With an apparently distinguished pedigree and proudly robust views the Marquess of Annaville might well be expected to cut a fine figure in certain circles.

Indeed his opinions on the benefits of the Union and the qualities of the Royal Family had begun to gather attention on both sides of the Atlantic.

But not all is as it seems with the self-styled Lord Alexander Jackson Maier, 11th Marquis of Annaville. In truth he is neither a Lord nor a Marquess.

He is in fact Alexander Jackson Maier, a 22-year-old African-American student raised in the city of New Rochelle, in New York State.

But Mr Maeir has managed to persuade a number of publications that he is the last of a long line of Irish peers.

On the back of his claims he has published articles proclaiming the merits of the union of England and Scotland and most recently a column in support of Meghan, Duchess of Sussex, in which he sympathised with claims of racism within the royal family and British elite.

He recently wrote of Meghan and Prince Harry’s claims: “As a member of that same aristocracy, I’m telling you that I unequivocally believe that they are telling the truth.

“When a white peer either inherits or is brought in, never do you hear major questions. Whether it is recorded in Debrett’s or happens with little fanfare, white people entering the aristocracy are welcomed with open arms and no interrogation. 

“That hasn’t been my experience. A ‘show me your papers’ attitude has become part of my daily existence.”

But experts who have looked into Mr Maier’s claims have established that the pedigree he claims appears to be without any basis.

To begin with there is no Marquis of Annaville title, nor is there any record of an Annaville Manor in Maingot, which he claims to be his family estate on the Caribbean island of St Lucia.

The only record of a Maingot is a small hamlet on St Lucia called La Croix Maingot, though it has no Annaville Manor.

Debrett’s, the Peerage experts, have condemned Mr Maier’s bogus adoption of a title, saying he might as well call himself the Duke of Nowhersville for all his assumed title is actually worth.

Wendy Bosberry-Scott, from Debrett’s, told The Telegraph: “There has never been a creation of the Marquess of Annaville, and we have not included such a title in our 250-year history. If this title does exist, then it’s the best kept secret in the history of peerage recording.”

Yet, despite this, the self-styled Lord has managed to persuade several publications that he is the last in a long line of Irish peers.

In February the St Lucia Star published a column in which Mr Maier wrote about the legacy of British colonialism, stating: “As of a few days ago I became Lord Alexander, the 11th Marquess of Annaville. The part of my family that carries this hereditary right came from Northern Ireland and as the first Black Lord in my family it’s pretty safe to say my ten predecessors looked nothing like me.”

The following month The Independent published an article under the byline ‘Marquess of Annaville, the last of the Irish peerages’. This was headlined ‘I’m a black British member of the aristocracy. I love the royal family — but I know what Meghan said was true,’

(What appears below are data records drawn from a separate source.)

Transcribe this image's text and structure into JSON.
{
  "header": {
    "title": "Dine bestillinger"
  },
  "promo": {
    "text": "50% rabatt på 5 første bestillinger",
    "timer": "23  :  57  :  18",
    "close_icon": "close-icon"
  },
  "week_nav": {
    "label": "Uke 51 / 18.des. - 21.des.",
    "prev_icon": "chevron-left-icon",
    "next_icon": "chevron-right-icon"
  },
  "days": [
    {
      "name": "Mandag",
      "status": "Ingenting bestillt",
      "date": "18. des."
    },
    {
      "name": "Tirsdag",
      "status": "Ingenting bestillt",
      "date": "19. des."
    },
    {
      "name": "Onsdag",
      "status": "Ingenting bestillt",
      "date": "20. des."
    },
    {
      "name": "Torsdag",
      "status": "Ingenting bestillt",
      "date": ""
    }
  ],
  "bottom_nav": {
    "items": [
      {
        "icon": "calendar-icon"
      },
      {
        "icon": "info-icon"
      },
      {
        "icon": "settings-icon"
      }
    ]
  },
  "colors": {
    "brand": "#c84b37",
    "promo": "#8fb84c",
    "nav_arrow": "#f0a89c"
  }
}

The article was removed from the paper’s website after questions were raised over the author’s provenance.

In fact Mr Maier is a student who until last year was happy to write under his own name.

He described himself on various online political forums and magazines, including the Post Millenial, as a black, gay and conservative American – perhaps something of a rarity and in itself enough to attract the interest of publications looking for an alternative voice.

Mr Maeir’s bizarre decision to assume the mantle of Marquess of Annaville, might seem like a harmless prank, but Debretts have warned that false titles can be used to gain access or advantage.

Ms Bosberry-Scott said: ““There are many reasons why people do it, it’s often the need to feel special or important. A title can command respect and access.”

“Unless they are widely recognisable members of society, titles should not be accepted at face value.”

She added: “People have been claiming fabricated titles or titles they’re not entitled to for centuries, it’s why the Peerage and Baronetage became so popular and useful after it was first published in 1769. If somebody claimed to be the ‘Duke of Nowheresville’, all you had to do was look them up in the latest volume of Debrett’s.”

Mr Maeir has conceded that he should not have used the title, although he says he is related to royalty as he is married to a nephew of the King of Swaziland, Mswati III.

He told The Telegraph: “There is no title in the peerage related to me whatsoever. I do apologize greatly to those institutions involved with a mechanism like this, many of which I’m obviously not familiar with.”

However he went on to claim that people who oppose his conservative views exploited his mistake in an attempt to discredit him.

As it happens Mr Maeir has a far more prestigious pedigree than any which an invented peerage might confer on him.

During the late 1980s and early 90s his mother, Linda Jackson, now aged 64, became the first American woman of colour to anchor and produce heavyweight boxing TV broadcasts. 

Ms Jackson was then one of a small number of pioneering black female presenters in the US. 

These of course included Oprah Winfrey – the same broadcaster who would go on to interview the Duke and Duchess of Sussex in March, during which those explosive accusations of racism in royal circles were made.